(Web page and app entries)
* * * * *
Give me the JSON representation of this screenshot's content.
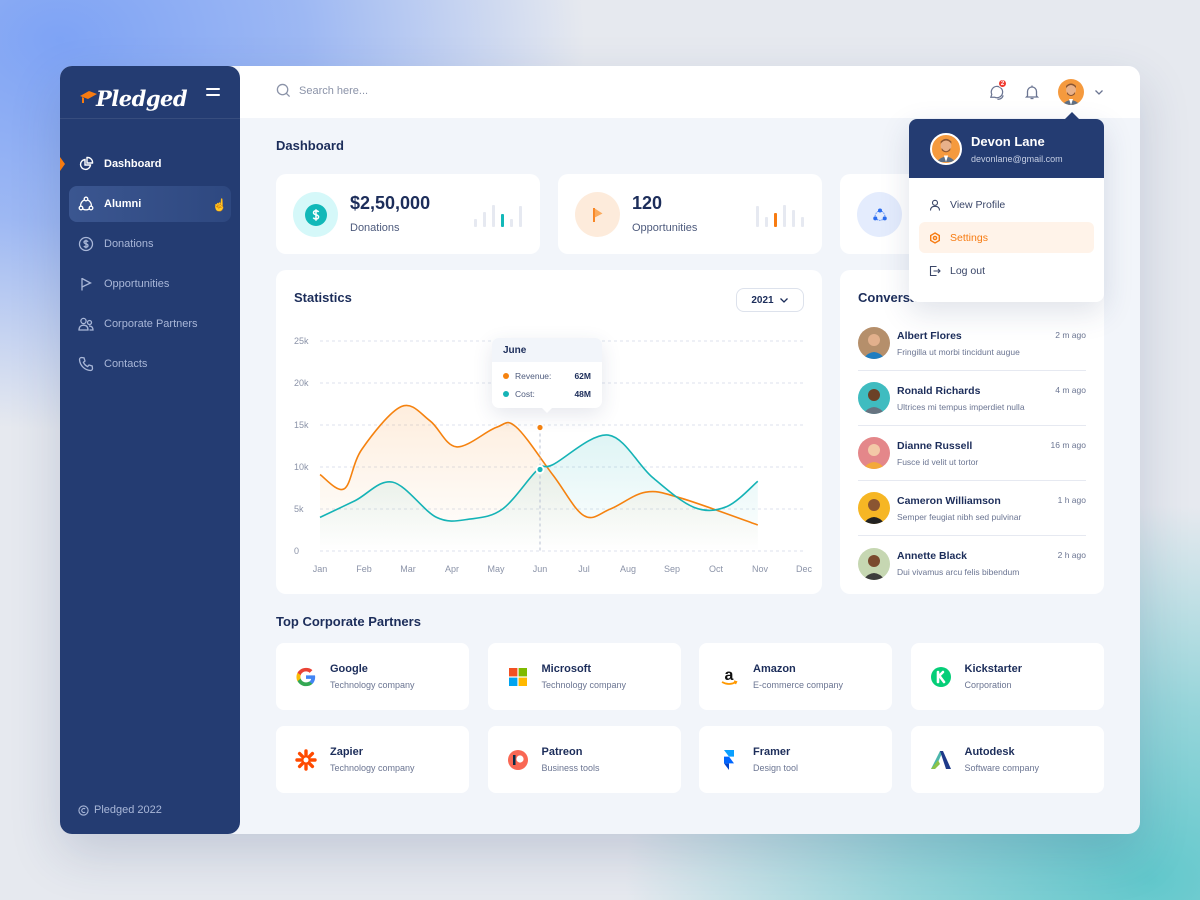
{
  "brand": {
    "name": "Pledged",
    "accent": "#f77b11",
    "navy": "#243c72"
  },
  "sidebar": {
    "items": [
      {
        "label": "Dashboard",
        "icon": "pie-chart-icon",
        "state": "active"
      },
      {
        "label": "Alumni",
        "icon": "alumni-network-icon",
        "state": "hover"
      },
      {
        "label": "Donations",
        "icon": "dollar-circle-icon",
        "state": "default"
      },
      {
        "label": "Opportunities",
        "icon": "flag-icon",
        "state": "default"
      },
      {
        "label": "Corporate Partners",
        "icon": "users-icon",
        "state": "default"
      },
      {
        "label": "Contacts",
        "icon": "phone-icon",
        "state": "default"
      }
    ],
    "footer": "Pledged 2022"
  },
  "topbar": {
    "search_placeholder": "Search here...",
    "chat_badge": "2"
  },
  "user": {
    "name": "Devon Lane",
    "email": "devonlane@gmail.com"
  },
  "dropdown": {
    "items": [
      {
        "label": "View Profile",
        "icon": "user-icon"
      },
      {
        "label": "Settings",
        "icon": "settings-icon",
        "active": true
      },
      {
        "label": "Log out",
        "icon": "logout-icon"
      }
    ]
  },
  "page": {
    "title": "Dashboard"
  },
  "stats": [
    {
      "value": "$2,50,000",
      "label": "Donations",
      "icon": "dollar-icon",
      "bars": [
        0.35,
        0.7,
        1.0,
        0.6,
        0.35,
        0.95
      ],
      "highlight": 3,
      "color": "#12b8b8",
      "bg": "#d5f8f9"
    },
    {
      "value": "120",
      "label": "Opportunities",
      "icon": "flag-icon",
      "bars": [
        0.95,
        0.45,
        0.65,
        1.0,
        0.75,
        0.45
      ],
      "highlight": 2,
      "color": "#f77b11",
      "bg": "#fdebdb"
    },
    {
      "value": "",
      "label": "",
      "icon": "alumni-network-icon",
      "color": "#2b6df0",
      "bg": "#e4ecfd"
    }
  ],
  "statistics": {
    "title": "Statistics",
    "year": "2021",
    "tooltip": {
      "month": "June",
      "rows": [
        {
          "label": "Revenue:",
          "value": "62M"
        },
        {
          "label": "Cost:",
          "value": "48M"
        }
      ]
    }
  },
  "chart_data": {
    "type": "area",
    "title": "Statistics",
    "categories": [
      "Jan",
      "Feb",
      "Mar",
      "Apr",
      "May",
      "Jun",
      "Jul",
      "Aug",
      "Sep",
      "Oct",
      "Nov",
      "Dec"
    ],
    "x_points": [
      0,
      0.5,
      1,
      1.5,
      2,
      2.5,
      3,
      3.5,
      4,
      4.5,
      5,
      5.5,
      6,
      6.5,
      7,
      7.5,
      8,
      8.5,
      9,
      9.5,
      10,
      10.5,
      11
    ],
    "series": [
      {
        "name": "Revenue",
        "color": "#f5820f",
        "values": [
          9100,
          7400,
          12100,
          17200,
          15500,
          12400,
          14700,
          14800,
          9000,
          4200,
          5000,
          7000,
          6300,
          3100
        ],
        "x": [
          0,
          0.55,
          0.95,
          1.85,
          2.5,
          3.1,
          4.0,
          4.45,
          5.3,
          6.0,
          6.6,
          7.4,
          8.2,
          9.95
        ]
      },
      {
        "name": "Cost",
        "color": "#15b3b6",
        "values": [
          4000,
          6000,
          8200,
          4000,
          3800,
          5000,
          9700,
          10300,
          13800,
          8800,
          5200,
          5300,
          8300
        ],
        "x": [
          0,
          0.8,
          1.65,
          2.65,
          3.4,
          4.15,
          4.95,
          5.3,
          6.55,
          7.55,
          8.5,
          9.25,
          9.95
        ]
      }
    ],
    "yticks": [
      "0",
      "5k",
      "10k",
      "15k",
      "20k",
      "25k"
    ],
    "ylim": [
      0,
      25000
    ],
    "grid": true,
    "highlight": {
      "month": "Jun",
      "revenue": 14700,
      "cost": 9700
    }
  },
  "conversations": {
    "title": "Conversations",
    "items": [
      {
        "name": "Albert Flores",
        "message": "Fringilla ut morbi tincidunt augue",
        "time": "2 m ago",
        "bg": "#b58f6b",
        "skin": "#e2b08c",
        "shirt": "#1e7dc0"
      },
      {
        "name": "Ronald Richards",
        "message": "Ultrices mi tempus imperdiet nulla",
        "time": "4 m ago",
        "bg": "#3fbcc0",
        "skin": "#6b4127",
        "shirt": "#677380"
      },
      {
        "name": "Dianne Russell",
        "message": "Fusce id velit ut tortor",
        "time": "16 m ago",
        "bg": "#e4878a",
        "skin": "#f3c9a7",
        "shirt": "#f3a93a"
      },
      {
        "name": "Cameron Williamson",
        "message": "Semper feugiat nibh sed pulvinar",
        "time": "1 h ago",
        "bg": "#f6b624",
        "skin": "#8a5532",
        "shirt": "#222"
      },
      {
        "name": "Annette Black",
        "message": "Dui vivamus arcu felis bibendum",
        "time": "2 h ago",
        "bg": "#c6d7b2",
        "skin": "#7a4a2e",
        "shirt": "#3c3c3c"
      }
    ]
  },
  "partners": {
    "title": "Top Corporate Partners",
    "items": [
      {
        "name": "Google",
        "type": "Technology company",
        "logo": "google-logo"
      },
      {
        "name": "Microsoft",
        "type": "Technology company",
        "logo": "microsoft-logo"
      },
      {
        "name": "Amazon",
        "type": "E-commerce company",
        "logo": "amazon-logo"
      },
      {
        "name": "Kickstarter",
        "type": "Corporation",
        "logo": "kickstarter-logo"
      },
      {
        "name": "Zapier",
        "type": "Technology company",
        "logo": "zapier-logo"
      },
      {
        "name": "Patreon",
        "type": "Business tools",
        "logo": "patreon-logo"
      },
      {
        "name": "Framer",
        "type": "Design tool",
        "logo": "framer-logo"
      },
      {
        "name": "Autodesk",
        "type": "Software company",
        "logo": "autodesk-logo"
      }
    ]
  }
}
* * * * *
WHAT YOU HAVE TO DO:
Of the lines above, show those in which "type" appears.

SOLUTION TO THE PROBLEM:
    "type": "area",
        "type": "Technology company",
        "type": "Technology company",
        "type": "E-commerce company",
        "type": "Corporation",
        "type": "Technology company",
        "type": "Business tools",
        "type": "Design tool",
        "type": "Software company",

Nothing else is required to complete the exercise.